Carleton E. Watkins, North America, 1829-1916
View from Camp Grove, Yosemite, 1861
Image and sheet: 15 1/4 × 20 3/4 inches (38.74 × 52.71 cm) Mount: 21 × 27 inches (53.34 × 68.58 cm) Mat (exhibition): 24 × 30 inches (60.96 × 76.2 cm)
Gift of Hallmark Cards, Inc., 2005.27.245
Location: Not on view
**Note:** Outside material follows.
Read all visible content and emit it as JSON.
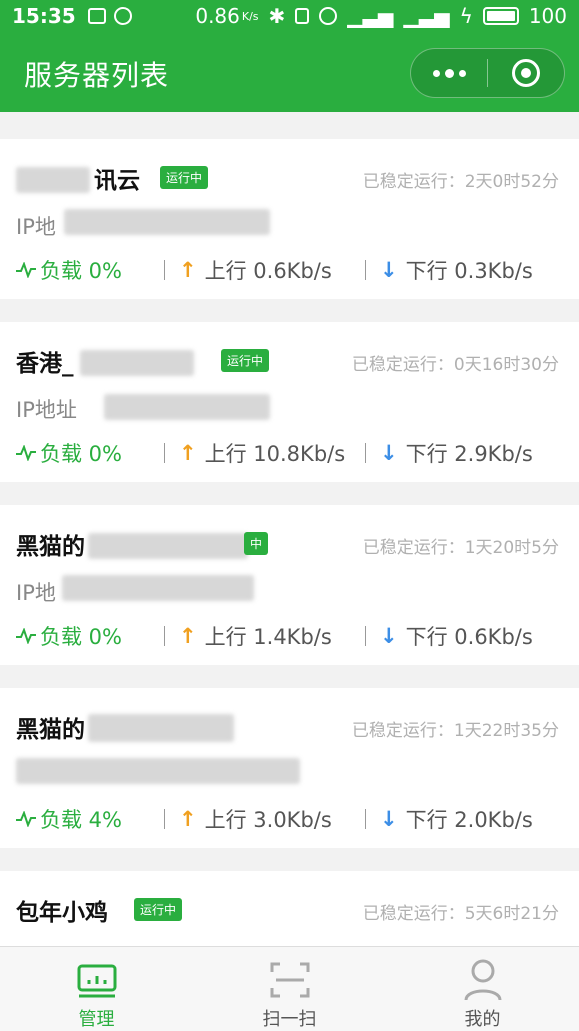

Watkins has come to be recognized as the greatest photographer of the 19th-century American West. Born in upstate New York, Watkins moved to California during the Gold Rush. By 1858, he had established his own photography business in San Francisco. In 1861, he made the first of several visits to Yosemite, producing an extraordinary set of 30 mammoth-plate (22x18-inch) views. These prints were circulated back East and helped spur President Lincoln to sign legislation protecting the valley (leading the way to the National Parks system). Watkins was a master technician with a classically precise vision. His pictures are at once confident and understated: he conveys the majesty of this remarkable place without romanticizing it.